[Collected data entries]
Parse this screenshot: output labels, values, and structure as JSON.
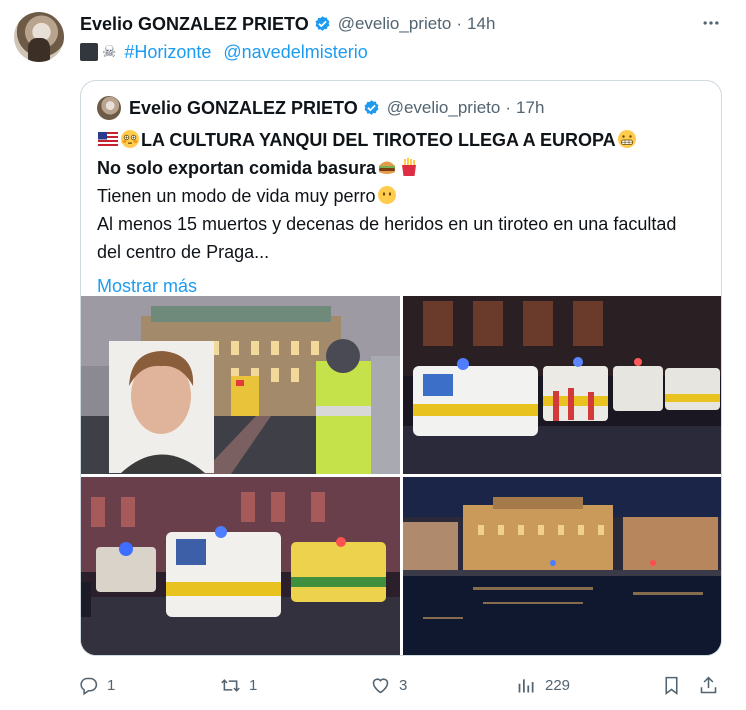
{
  "tweet": {
    "author_name": "Evelio GONZALEZ PRIETO",
    "handle": "@evelio_prieto",
    "separator": "·",
    "time": "14h",
    "hashtag": "#Horizonte",
    "mention": "@navedelmisterio"
  },
  "quoted": {
    "author_name": "Evelio GONZALEZ PRIETO",
    "handle": "@evelio_prieto",
    "separator": "·",
    "time": "17h",
    "line1": "LA CULTURA YANQUI DEL TIROTEO LLEGA A EUROPA",
    "line2": "No solo exportan comida basura",
    "line3": "Tienen un modo de vida muy perro",
    "line4": "Al menos 15 muertos y decenas de heridos en un tiroteo en una facultad",
    "line5": "del centro de Praga...",
    "show_more": "Mostrar más"
  },
  "actions": {
    "replies": "1",
    "reposts": "1",
    "likes": "3",
    "views": "229"
  },
  "icons": [
    "verified-badge-icon",
    "more-icon",
    "reply-icon",
    "repost-icon",
    "like-icon",
    "views-icon",
    "bookmark-icon",
    "share-icon"
  ],
  "colors": {
    "accent": "#1d9bf0",
    "secondary_text": "#536471",
    "border": "#cfd9de"
  }
}
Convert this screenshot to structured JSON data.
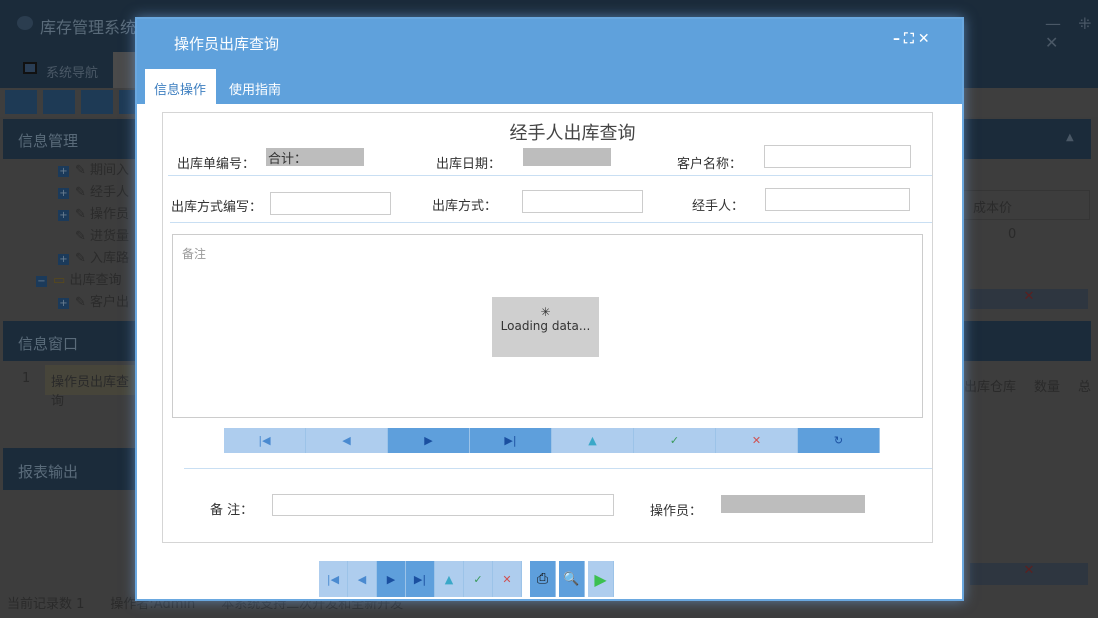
{
  "app": {
    "title": "库存管理系统",
    "tabs": [
      "系统导航"
    ],
    "window_controls": [
      "minimize",
      "restore",
      "close"
    ]
  },
  "left": {
    "info_mgmt": "信息管理",
    "tree": [
      "期间入",
      "经手人",
      "操作员",
      "进货量",
      "入库路",
      "出库查询",
      "客户出"
    ],
    "info_window": "信息窗口",
    "window_row": {
      "index": "1",
      "name": "操作员出库查询"
    },
    "report": "报表输出"
  },
  "right": {
    "col_cost": "成本价",
    "cost_value": "0",
    "cols2": [
      "出库仓库",
      "数量",
      "总"
    ]
  },
  "status": {
    "record_count": "当前记录数 1",
    "operator": "操作者:Admin",
    "note": "本系统支持二次开发和全新开发"
  },
  "dialog": {
    "title": "操作员出库查询",
    "tabs": [
      "信息操作",
      "使用指南"
    ],
    "active_tab": 0,
    "form": {
      "heading": "经手人出库查询",
      "order_no_label": "出库单编号：",
      "order_no_value": "合计：",
      "date_label": "出库日期：",
      "customer_label": "客户名称：",
      "method_abbr_label": "出库方式编写：",
      "method_label": "出库方式：",
      "handler_label": "经手人：",
      "grid_header": "备注",
      "loading": "Loading data...",
      "remark_label": "备  注：",
      "operator_label": "操作员："
    }
  },
  "colors": {
    "accent": "#5fa1dc",
    "dark": "#1b2b3a"
  }
}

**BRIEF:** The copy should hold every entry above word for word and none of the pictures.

**FINAL ANSWER:**
Parse this screenshot: output labels, values, and structure as JSON.
{
  "tweet": {
    "author_name": "Evelio GONZALEZ PRIETO",
    "handle": "@evelio_prieto",
    "separator": "·",
    "time": "14h",
    "hashtag": "#Horizonte",
    "mention": "@navedelmisterio"
  },
  "quoted": {
    "author_name": "Evelio GONZALEZ PRIETO",
    "handle": "@evelio_prieto",
    "separator": "·",
    "time": "17h",
    "line1": "LA CULTURA YANQUI DEL TIROTEO LLEGA A EUROPA",
    "line2": "No solo exportan comida basura",
    "line3": "Tienen un modo de vida muy perro",
    "line4": "Al menos 15 muertos y decenas de heridos en un tiroteo en una facultad",
    "line5": "del centro de Praga...",
    "show_more": "Mostrar más"
  },
  "actions": {
    "replies": "1",
    "reposts": "1",
    "likes": "3",
    "views": "229"
  },
  "icons": [
    "verified-badge-icon",
    "more-icon",
    "reply-icon",
    "repost-icon",
    "like-icon",
    "views-icon",
    "bookmark-icon",
    "share-icon"
  ],
  "colors": {
    "accent": "#1d9bf0",
    "secondary_text": "#536471",
    "border": "#cfd9de"
  }
}
Convert this screenshot to structured JSON data.
{
  "app": {
    "title": "库存管理系统",
    "tabs": [
      "系统导航"
    ],
    "window_controls": [
      "minimize",
      "restore",
      "close"
    ]
  },
  "left": {
    "info_mgmt": "信息管理",
    "tree": [
      "期间入",
      "经手人",
      "操作员",
      "进货量",
      "入库路",
      "出库查询",
      "客户出"
    ],
    "info_window": "信息窗口",
    "window_row": {
      "index": "1",
      "name": "操作员出库查询"
    },
    "report": "报表输出"
  },
  "right": {
    "col_cost": "成本价",
    "cost_value": "0",
    "cols2": [
      "出库仓库",
      "数量",
      "总"
    ]
  },
  "status": {
    "record_count": "当前记录数 1",
    "operator": "操作者:Admin",
    "note": "本系统支持二次开发和全新开发"
  },
  "dialog": {
    "title": "操作员出库查询",
    "tabs": [
      "信息操作",
      "使用指南"
    ],
    "active_tab": 0,
    "form": {
      "heading": "经手人出库查询",
      "order_no_label": "出库单编号：",
      "order_no_value": "合计：",
      "date_label": "出库日期：",
      "customer_label": "客户名称：",
      "method_abbr_label": "出库方式编写：",
      "method_label": "出库方式：",
      "handler_label": "经手人：",
      "grid_header": "备注",
      "loading": "Loading data...",
      "remark_label": "备  注：",
      "operator_label": "操作员："
    }
  },
  "colors": {
    "accent": "#5fa1dc",
    "dark": "#1b2b3a"
  }
}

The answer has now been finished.